WHAT IS REQUIRED: Which lines of the entries below contain the string "Comments"? Copy each one.
[Start of Attachment]
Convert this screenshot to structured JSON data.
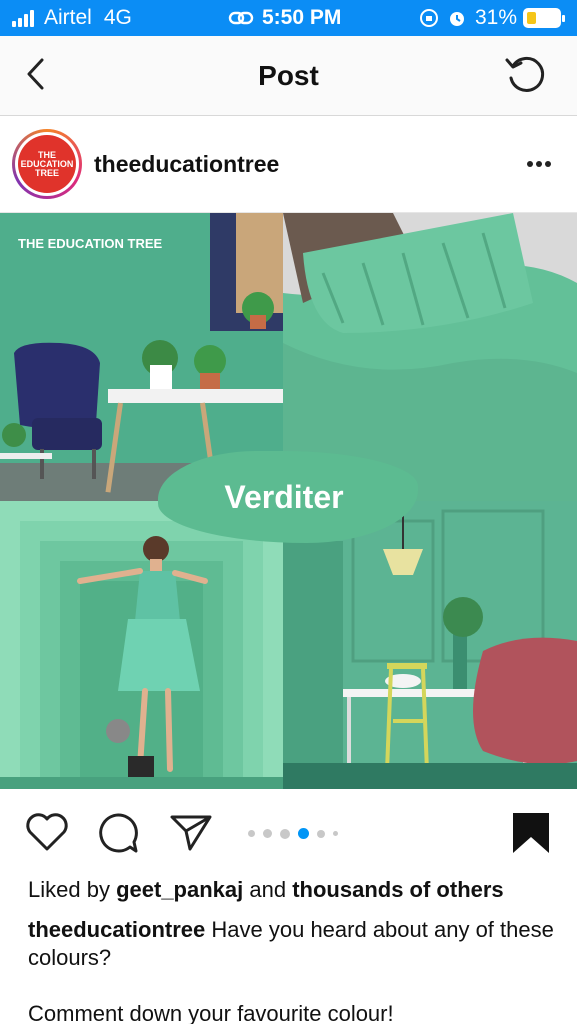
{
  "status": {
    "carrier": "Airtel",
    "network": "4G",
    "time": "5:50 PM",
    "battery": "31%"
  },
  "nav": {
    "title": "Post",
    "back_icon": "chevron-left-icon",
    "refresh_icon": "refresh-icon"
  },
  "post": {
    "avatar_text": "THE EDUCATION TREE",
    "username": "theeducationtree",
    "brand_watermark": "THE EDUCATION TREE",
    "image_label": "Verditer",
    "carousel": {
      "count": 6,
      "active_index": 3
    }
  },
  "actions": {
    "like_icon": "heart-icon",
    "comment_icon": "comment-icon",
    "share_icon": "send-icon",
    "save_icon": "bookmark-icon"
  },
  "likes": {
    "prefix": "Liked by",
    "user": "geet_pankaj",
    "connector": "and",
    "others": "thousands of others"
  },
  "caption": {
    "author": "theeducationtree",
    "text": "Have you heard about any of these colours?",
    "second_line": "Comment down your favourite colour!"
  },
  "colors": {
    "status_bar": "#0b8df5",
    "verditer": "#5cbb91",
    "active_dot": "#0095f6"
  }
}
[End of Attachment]
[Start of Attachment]
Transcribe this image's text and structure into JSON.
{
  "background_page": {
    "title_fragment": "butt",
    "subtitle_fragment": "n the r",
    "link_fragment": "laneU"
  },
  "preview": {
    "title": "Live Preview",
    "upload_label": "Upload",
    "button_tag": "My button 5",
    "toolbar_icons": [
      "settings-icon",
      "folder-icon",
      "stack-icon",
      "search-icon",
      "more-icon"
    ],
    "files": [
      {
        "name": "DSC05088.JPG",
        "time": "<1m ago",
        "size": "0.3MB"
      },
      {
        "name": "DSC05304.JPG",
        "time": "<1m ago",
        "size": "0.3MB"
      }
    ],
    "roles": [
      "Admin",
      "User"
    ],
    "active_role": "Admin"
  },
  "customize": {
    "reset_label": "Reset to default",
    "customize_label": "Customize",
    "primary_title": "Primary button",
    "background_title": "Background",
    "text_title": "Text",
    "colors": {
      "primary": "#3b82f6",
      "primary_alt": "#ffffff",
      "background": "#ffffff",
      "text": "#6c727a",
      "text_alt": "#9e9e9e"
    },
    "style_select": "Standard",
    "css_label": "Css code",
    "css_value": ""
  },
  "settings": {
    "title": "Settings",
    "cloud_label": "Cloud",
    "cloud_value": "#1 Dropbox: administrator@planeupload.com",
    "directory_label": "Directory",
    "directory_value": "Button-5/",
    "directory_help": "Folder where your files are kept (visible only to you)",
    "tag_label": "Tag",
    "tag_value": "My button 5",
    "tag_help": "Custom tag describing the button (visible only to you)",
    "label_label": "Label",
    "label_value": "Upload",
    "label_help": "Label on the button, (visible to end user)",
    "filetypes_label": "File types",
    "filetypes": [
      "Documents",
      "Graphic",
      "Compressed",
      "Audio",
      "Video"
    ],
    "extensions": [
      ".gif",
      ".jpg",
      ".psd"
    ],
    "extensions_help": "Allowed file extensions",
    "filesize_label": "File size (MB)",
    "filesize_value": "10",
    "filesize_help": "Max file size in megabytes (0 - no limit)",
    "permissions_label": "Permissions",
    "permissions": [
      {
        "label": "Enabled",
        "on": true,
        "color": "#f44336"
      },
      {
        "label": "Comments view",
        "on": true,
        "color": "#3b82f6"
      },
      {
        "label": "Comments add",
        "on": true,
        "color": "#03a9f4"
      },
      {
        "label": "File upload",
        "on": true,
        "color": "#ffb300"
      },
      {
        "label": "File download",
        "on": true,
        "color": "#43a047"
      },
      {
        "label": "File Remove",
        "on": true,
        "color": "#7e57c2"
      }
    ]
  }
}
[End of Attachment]
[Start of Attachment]
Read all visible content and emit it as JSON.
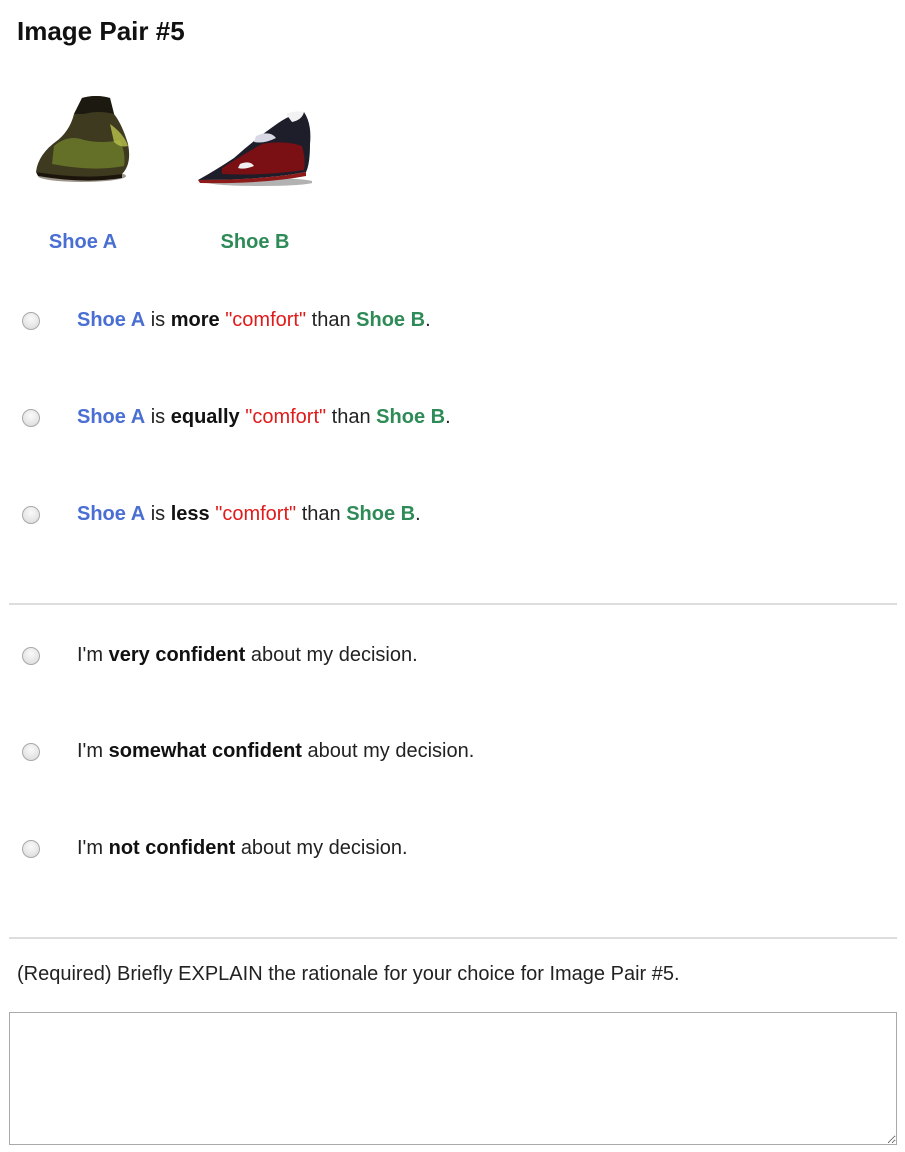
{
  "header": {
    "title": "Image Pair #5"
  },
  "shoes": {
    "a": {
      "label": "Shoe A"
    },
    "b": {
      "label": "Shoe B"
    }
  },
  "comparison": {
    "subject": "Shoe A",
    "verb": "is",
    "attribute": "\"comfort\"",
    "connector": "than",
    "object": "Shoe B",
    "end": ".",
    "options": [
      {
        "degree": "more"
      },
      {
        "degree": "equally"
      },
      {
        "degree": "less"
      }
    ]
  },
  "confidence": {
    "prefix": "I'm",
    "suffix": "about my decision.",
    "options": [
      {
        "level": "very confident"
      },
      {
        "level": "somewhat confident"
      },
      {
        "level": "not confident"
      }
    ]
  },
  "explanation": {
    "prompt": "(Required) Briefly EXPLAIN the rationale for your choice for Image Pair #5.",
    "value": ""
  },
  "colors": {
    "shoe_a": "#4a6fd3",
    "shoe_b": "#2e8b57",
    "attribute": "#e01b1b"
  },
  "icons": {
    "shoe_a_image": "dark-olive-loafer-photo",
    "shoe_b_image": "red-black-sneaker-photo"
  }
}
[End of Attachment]
ANSWER BELOW:
        "label": "Comments view",
        "label": "Comments add",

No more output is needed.